• _EXERCISE OBJECTIVE_: Please return the lines of the data that contain "value".

Dataset entries:
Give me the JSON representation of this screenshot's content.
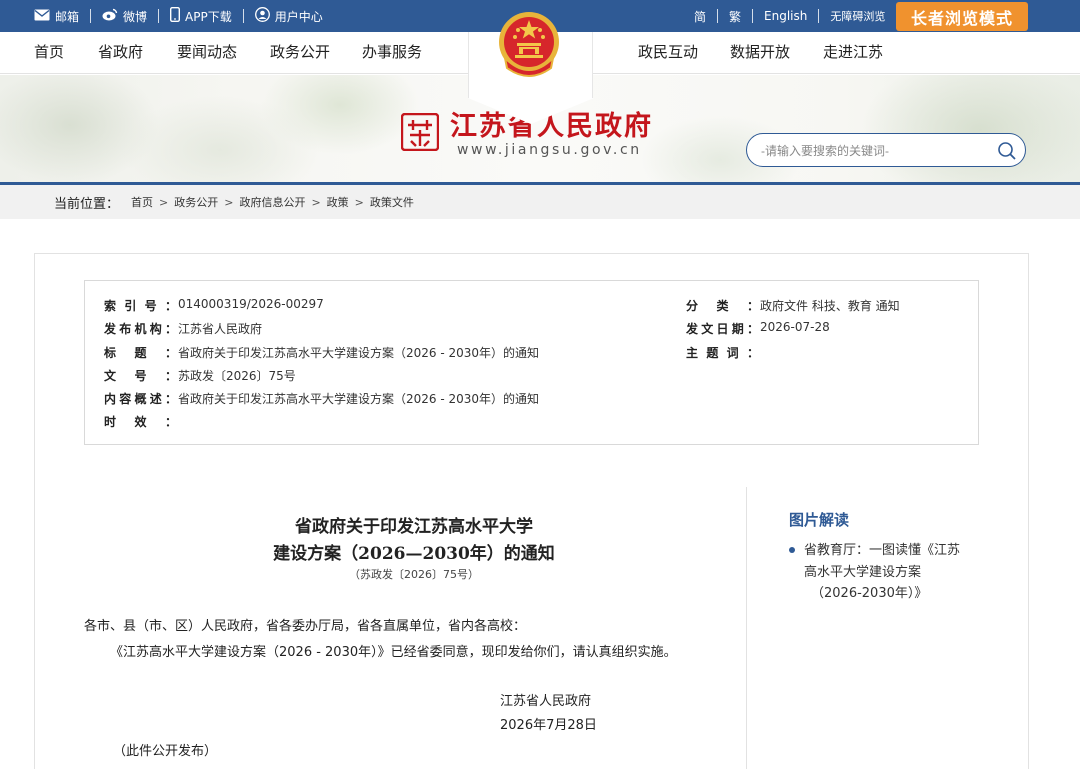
{
  "topbar": {
    "links": [
      "邮箱",
      "微博",
      "APP下载",
      "用户中心"
    ],
    "lang_links": [
      "简",
      "繁",
      "English",
      "无障碍浏览"
    ],
    "elder_mode": "长者浏览模式"
  },
  "nav": {
    "left": [
      "首页",
      "省政府",
      "要闻动态",
      "政务公开",
      "办事服务"
    ],
    "right": [
      "政民互动",
      "数据开放",
      "走进江苏"
    ]
  },
  "site": {
    "title": "江苏省人民政府",
    "url": "www.jiangsu.gov.cn",
    "search_placeholder": "-请输入要搜索的关键词-"
  },
  "breadcrumb": {
    "label": "当前位置：",
    "items": [
      "首页",
      "政务公开",
      "政府信息公开",
      "政策",
      "政策文件"
    ]
  },
  "meta": {
    "left": [
      {
        "key": "索引号：",
        "value": "014000319/2026-00297"
      },
      {
        "key": "发布机构：",
        "value": "江苏省人民政府"
      },
      {
        "key": "标题：",
        "value": "省政府关于印发江苏高水平大学建设方案（2026 - 2030年）的通知"
      },
      {
        "key": "文号：",
        "value": "苏政发〔2026〕75号"
      },
      {
        "key": "内容概述：",
        "value": "省政府关于印发江苏高水平大学建设方案（2026 - 2030年）的通知"
      },
      {
        "key": "时效：",
        "value": ""
      }
    ],
    "right": [
      {
        "key": "分类：",
        "value": "政府文件 科技、教育 通知"
      },
      {
        "key": "发文日期：",
        "value": "2026-07-28"
      },
      {
        "key": "主题词：",
        "value": ""
      }
    ]
  },
  "article": {
    "title_line1": "省政府关于印发江苏高水平大学",
    "title_line2": "建设方案（2026—2030年）的通知",
    "doc_no": "（苏政发〔2026〕75号）",
    "recipients": "各市、县（市、区）人民政府，省各委办厅局，省各直属单位，省内各高校：",
    "body": "《江苏高水平大学建设方案（2026 - 2030年）》已经省委同意，现印发给你们，请认真组织实施。",
    "signature": "江苏省人民政府",
    "date": "2026年7月28日",
    "note": "（此件公开发布）"
  },
  "sidebar": {
    "title": "图片解读",
    "item_line1": "省教育厅：一图读懂《江苏",
    "item_line2": "高水平大学建设方案",
    "item_line3": "（2026-2030年）》"
  },
  "colors": {
    "primary_blue": "#2f5a95",
    "elder_orange": "#f0922e",
    "title_red": "#c4161c"
  }
}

• _SOLUTION_:
        "value": "014000319/2026-00297"
        "value": "江苏省人民政府"
        "value": "省政府关于印发江苏高水平大学建设方案（2026 - 2030年）的通知"
        "value": "苏政发〔2026〕75号"
        "value": "省政府关于印发江苏高水平大学建设方案（2026 - 2030年）的通知"
        "value": ""
        "value": "政府文件 科技、教育 通知"
        "value": "2026-07-28"
        "value": ""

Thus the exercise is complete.